Where do you want to go?
Found 588 Illustrations
I grew up in New York. The *other* New York - the vast expanse of farmland and wilderness that comprises almost everything outside New York City. The town I grew up in, in Fulton County (just northeast of the counties on the map), was the center of the leather and glove making industry during World War II and into the 1950s and '60s. I always assumed that the Leatherstocking Region took its name from the leather trade. However, instead it comes from James Fenimore Cooper's Leatherstocking Tales, a series of books that includes The Last of the Mohicans.
A map depicting the Oak Island and the alleged cursed treasure that lives there.
Client commissioned map of the Sonoma Country region. Companion book to Fog Valley Crush. Join British/American journalist Frances Rivetti on her latest romp through her adoptive Gold-Rush-era city of Petaluma and surrounding Pacific coastal countryside, 40 miles north of San Francisco, Northern California. Fog Valley Winter follows in the footsteps of warmly received Fog Valley Crush the author's 2014 love-letter to a micro-region of farmers, food innovators, artists and dreamers. Travel back in time as the author peels back layer after delicious layer on coastal pioneer heritage and its distinctive holiday season food culture. Published by Fog Valley Press.
This map of Ogunquit,Maine was created for a client, who grew up moving around a lot - but found this small seaside town to be the one constant in her life.

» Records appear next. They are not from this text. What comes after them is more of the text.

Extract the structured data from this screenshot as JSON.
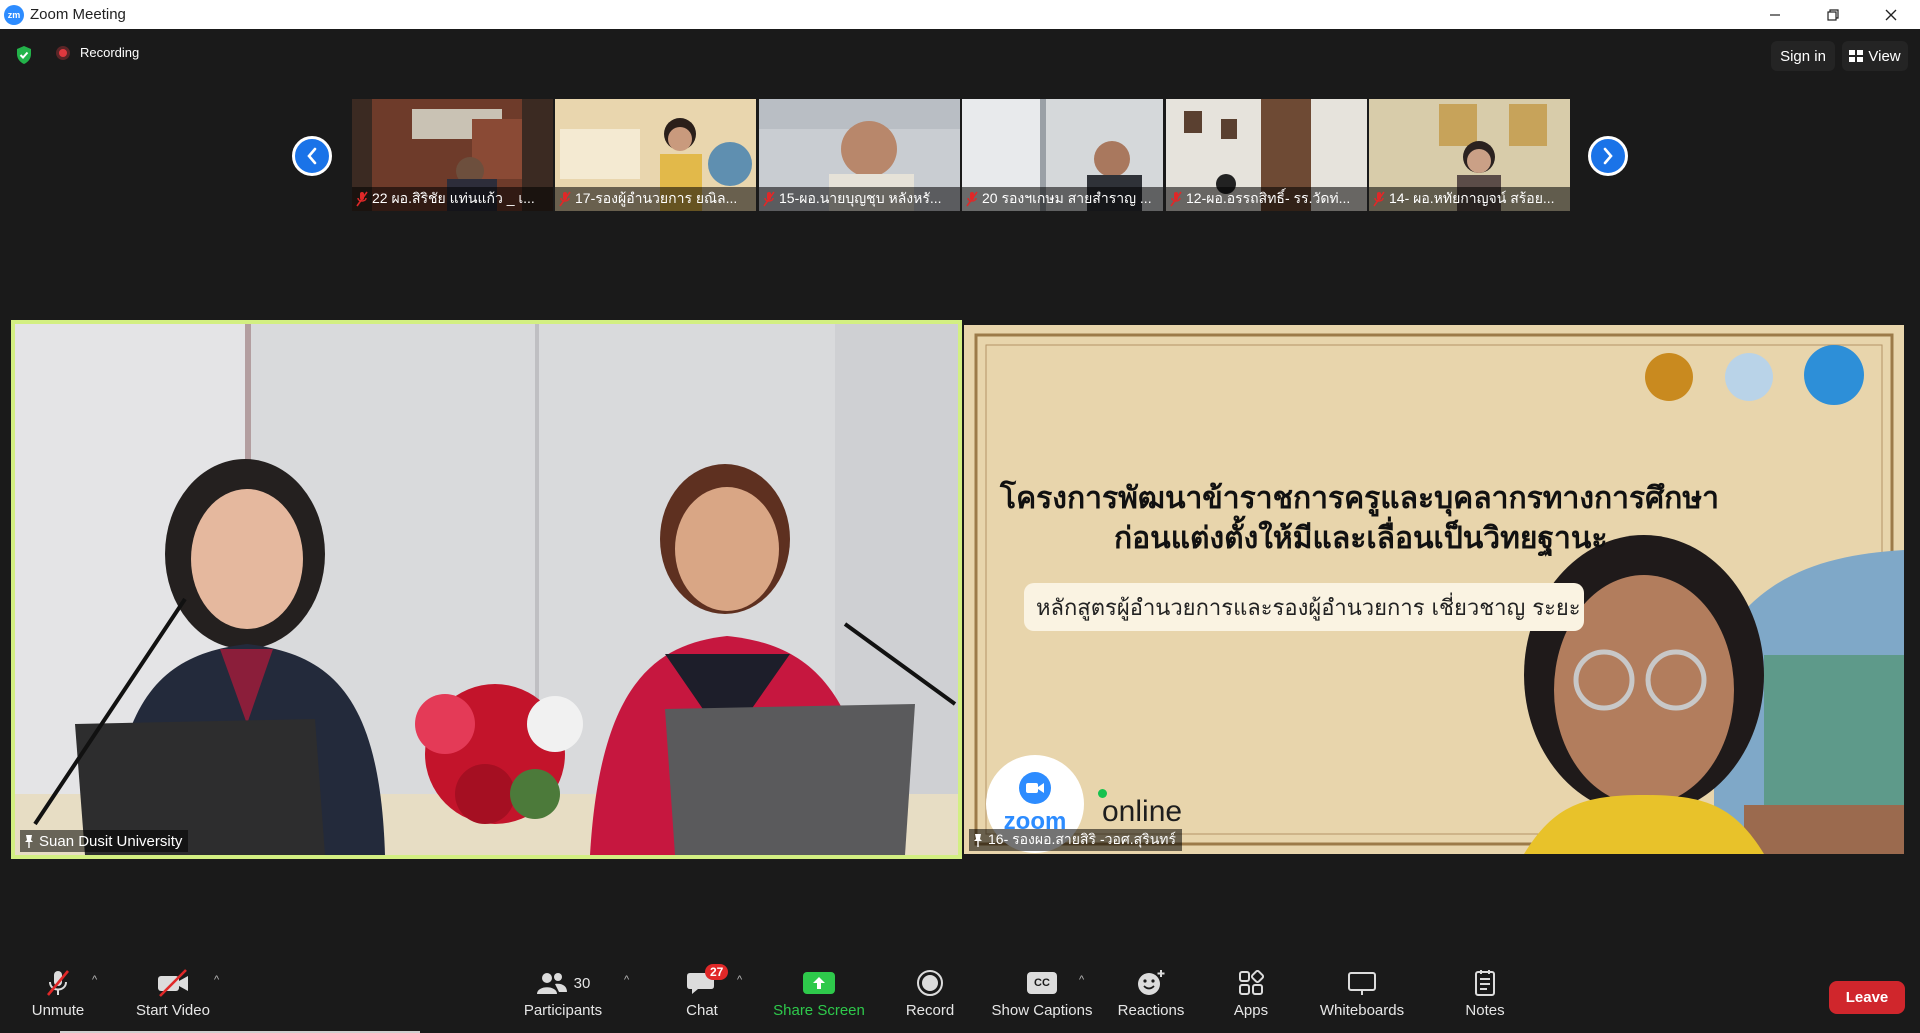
{
  "window": {
    "logo_text": "zm",
    "title": "Zoom Meeting"
  },
  "topbar": {
    "security_icon": "shield-check-icon",
    "recording_label": "Recording",
    "signin_label": "Sign in",
    "view_label": "View"
  },
  "thumbnails": [
    {
      "name": "22 ผอ.สิริชัย แท่นแก้ว _ เ...",
      "muted": true
    },
    {
      "name": "17-รองผู้อำนวยการ ยณิล...",
      "muted": true
    },
    {
      "name": "15-ผอ.นายบุญชุบ หลังหรั...",
      "muted": true
    },
    {
      "name": "20 รองฯเกษม สายสำราญ ...",
      "muted": true
    },
    {
      "name": "12-ผอ.อรรถสิทธิ์- รร.วัดท่...",
      "muted": true
    },
    {
      "name": "14- ผอ.หทัยกาญจน์ สร้อย...",
      "muted": true
    }
  ],
  "main_videos": {
    "left": {
      "name": "Suan Dusit University",
      "active_speaker": true
    },
    "right": {
      "name": "16- รองผอ.สายสิริ -วอศ.สุรินทร์",
      "slide_line1": "โครงการพัฒนาข้าราชการครูและบุคลากรทางการศึกษา",
      "slide_line2": "ก่อนแต่งตั้งให้มีและเลื่อนเป็นวิทยฐานะ",
      "slide_subtitle": "หลักสูตรผู้อำนวยการและรองผู้อำนวยการ เชี่ยวชาญ ระยะ",
      "zoom_badge": "zoom",
      "online_text": "online"
    }
  },
  "toolbar": {
    "unmute": "Unmute",
    "start_video": "Start Video",
    "participants": "Participants",
    "participants_count": "30",
    "chat": "Chat",
    "chat_badge": "27",
    "share_screen": "Share Screen",
    "record": "Record",
    "show_captions": "Show Captions",
    "captions_icon_text": "CC",
    "reactions": "Reactions",
    "apps": "Apps",
    "whiteboards": "Whiteboards",
    "notes": "Notes",
    "leave": "Leave"
  },
  "colors": {
    "active_speaker_border": "#d3ef82",
    "share_green": "#2ec94b",
    "leave_red": "#d0262c",
    "zoom_blue": "#2d8cff"
  }
}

It features many of the places close to her heart, including Perkins Cove, the Art Museum, the bakery and the beach!
Lake Manitoba is the latest in my hand-lettered Freshwater Lake series, located in the Canadian province of Manitoba. Since the very early 1900s there have been rumors of a Nessy-like monster living in the lake which locals aptly named Manipogo :)

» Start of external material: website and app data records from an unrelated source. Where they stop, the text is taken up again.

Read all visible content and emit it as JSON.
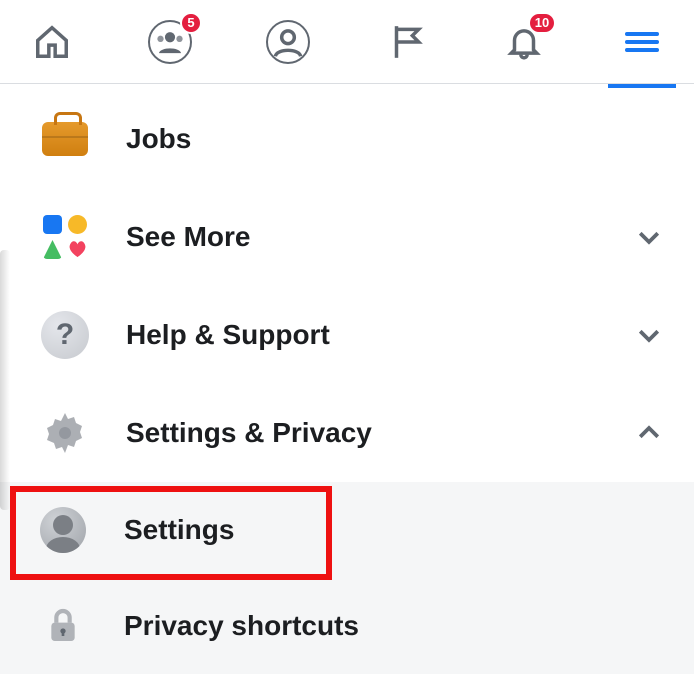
{
  "nav": {
    "friends_badge": "5",
    "notif_badge": "10"
  },
  "menu": {
    "jobs": "Jobs",
    "see_more": "See More",
    "help": "Help & Support",
    "settings_privacy": "Settings & Privacy",
    "settings": "Settings",
    "privacy_shortcuts": "Privacy shortcuts"
  }
}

The 2016 Monsoon has officially begun!
The North American Monsoon, otherwise known as the Mexican Monsoon or the Arizona Monsoon, is a pronounced weather pattern change over the Southwestern United States. It generally starts in early July and continues through mid-September.

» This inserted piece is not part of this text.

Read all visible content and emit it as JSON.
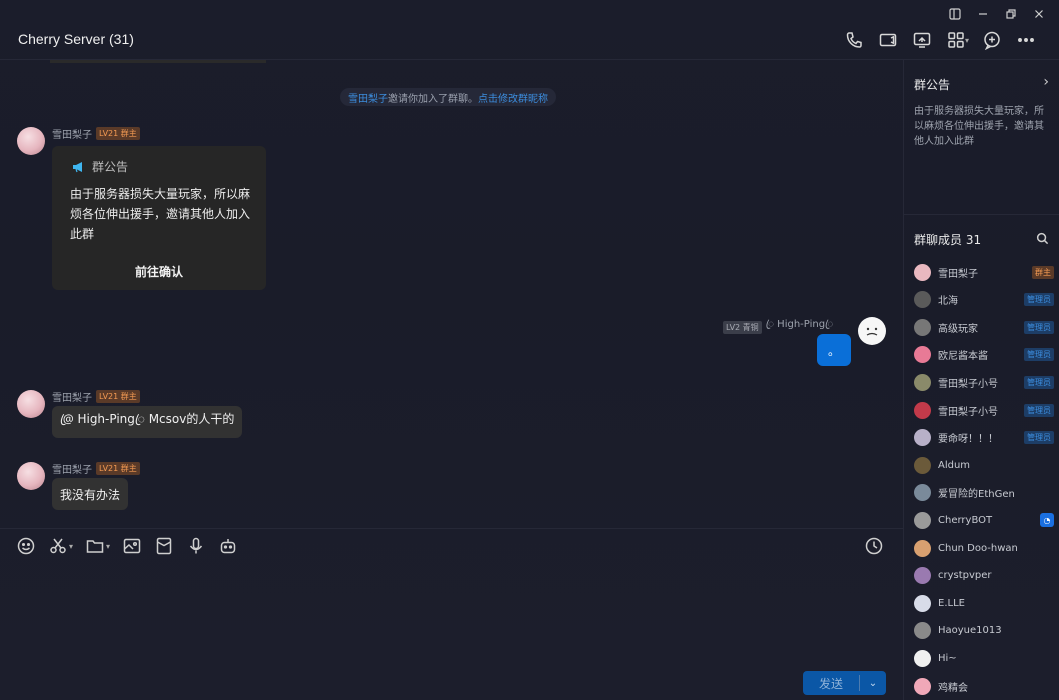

This seasonal pattern change brings moisture up from the Gulfs of California and Mexico. This departure from the normal west to east flow decreases rain on the Great Plains and increases rain on the east coast. But most importantly, it brings the rains that bring the mountains and the deserts of the Southwest to life.